Criminal Trespass

What is Criminal Trespass?

The offense of criminal trespass requires a person to unlawfully enter the property of another or unlawfully remain on the property of another. In Washington State, there are two types of criminal trespass charges: criminal trespass in the first degree and criminal trespass in the second degree.

Criminal Trespass in the First Degree:

According to RCW §9A.52.070, a person commits criminal trespass in the first degree if he knowingly enters or remains unlawfully in a building.

Penalties for Criminal Trespass in the First Degree in Washington:

Criminal trespass in the first degree is a gross misdemeanor, which RCW §9A.20.021 defines as punishable by up to one year in jail, a maximum fine of $5,000, or both.

Criminal Trespass in the Second Degree:

According to RCW §9A.52.080, a person commits criminal trespass in the second degree if he knowingly enters or remains unlawfully in or upon premises of another under circumstances not constituting criminal trespass in the first degree.

Penalties for Criminal Trespass in the Second Degree in Washington:

Criminal trespass in the second degree is a misdemeanor, which RCW §9A.20.021 defines as punishable by up to ninety days in jail, a maximum fine of $1,000, or both.

Defending a Criminal Trespass Charge:

There are a number of ways to defend a criminal trespass charge.

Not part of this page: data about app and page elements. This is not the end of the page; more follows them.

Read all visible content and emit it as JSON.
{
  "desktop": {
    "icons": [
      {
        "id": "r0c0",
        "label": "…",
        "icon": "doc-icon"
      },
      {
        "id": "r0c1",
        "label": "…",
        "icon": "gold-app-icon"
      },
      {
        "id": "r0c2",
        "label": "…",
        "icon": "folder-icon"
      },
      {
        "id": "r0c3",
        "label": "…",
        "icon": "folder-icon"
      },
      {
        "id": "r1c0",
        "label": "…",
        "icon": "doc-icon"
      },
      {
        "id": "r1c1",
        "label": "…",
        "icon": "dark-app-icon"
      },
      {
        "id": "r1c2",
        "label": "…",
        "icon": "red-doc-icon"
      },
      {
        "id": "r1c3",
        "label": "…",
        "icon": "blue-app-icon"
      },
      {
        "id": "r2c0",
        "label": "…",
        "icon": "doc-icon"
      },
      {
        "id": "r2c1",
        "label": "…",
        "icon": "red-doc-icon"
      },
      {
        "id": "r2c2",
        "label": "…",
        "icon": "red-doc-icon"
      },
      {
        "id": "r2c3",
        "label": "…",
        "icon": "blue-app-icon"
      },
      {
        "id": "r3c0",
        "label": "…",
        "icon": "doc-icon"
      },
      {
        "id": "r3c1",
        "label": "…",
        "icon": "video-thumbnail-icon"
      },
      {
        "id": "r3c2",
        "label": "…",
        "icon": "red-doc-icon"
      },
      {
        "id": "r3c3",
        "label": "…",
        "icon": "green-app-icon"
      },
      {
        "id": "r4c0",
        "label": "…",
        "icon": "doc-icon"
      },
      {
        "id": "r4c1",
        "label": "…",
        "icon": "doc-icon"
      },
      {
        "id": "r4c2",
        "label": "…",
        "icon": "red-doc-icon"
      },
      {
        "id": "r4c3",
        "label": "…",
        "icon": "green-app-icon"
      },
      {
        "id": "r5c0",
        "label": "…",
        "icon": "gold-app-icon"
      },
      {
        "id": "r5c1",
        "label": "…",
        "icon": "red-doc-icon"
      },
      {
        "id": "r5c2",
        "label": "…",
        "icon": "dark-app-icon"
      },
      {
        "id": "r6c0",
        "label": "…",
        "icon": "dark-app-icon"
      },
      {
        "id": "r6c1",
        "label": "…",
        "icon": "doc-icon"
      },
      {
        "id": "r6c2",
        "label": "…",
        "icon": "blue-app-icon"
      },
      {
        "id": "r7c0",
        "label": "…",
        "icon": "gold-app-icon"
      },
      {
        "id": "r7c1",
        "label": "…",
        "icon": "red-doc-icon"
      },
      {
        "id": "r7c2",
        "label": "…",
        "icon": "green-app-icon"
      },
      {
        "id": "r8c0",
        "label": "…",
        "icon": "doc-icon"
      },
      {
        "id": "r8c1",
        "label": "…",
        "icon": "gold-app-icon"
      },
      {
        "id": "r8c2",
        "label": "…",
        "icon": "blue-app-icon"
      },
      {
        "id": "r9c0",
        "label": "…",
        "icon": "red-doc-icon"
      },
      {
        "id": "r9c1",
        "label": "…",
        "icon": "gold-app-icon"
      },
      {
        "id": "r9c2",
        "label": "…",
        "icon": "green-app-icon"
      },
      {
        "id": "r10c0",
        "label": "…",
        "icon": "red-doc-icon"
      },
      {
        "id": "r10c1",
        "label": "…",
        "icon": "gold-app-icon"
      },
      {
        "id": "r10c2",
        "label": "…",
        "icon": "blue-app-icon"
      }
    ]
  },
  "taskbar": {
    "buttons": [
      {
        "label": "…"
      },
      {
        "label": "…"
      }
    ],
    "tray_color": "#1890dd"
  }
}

According to RCW §9A.52.090, Washington State recognizes four specific defenses to a charge of criminal trespass in both the first and second degrees:

  1. The building involved in the offense was abandoned;
  2. The property was at the time open to members of the public and the defendant complied with all lawful conditions imposed on access to or remaining on the property;
  3. The defendant reasonably believed that the property owner, or someone else given authority over the property, would have given the defendant permission to enter or stay on the property; or
  4. The defendant was attempting to serve legal process (This defense applies only if (i) the defendant did not enter into a private residence or other private building and (ii) the entry onto the property was reasonable and necessary for service of the legal process).

Your defense strategy is crucial, and the help of a skilled criminal defense attorney is strongly advised.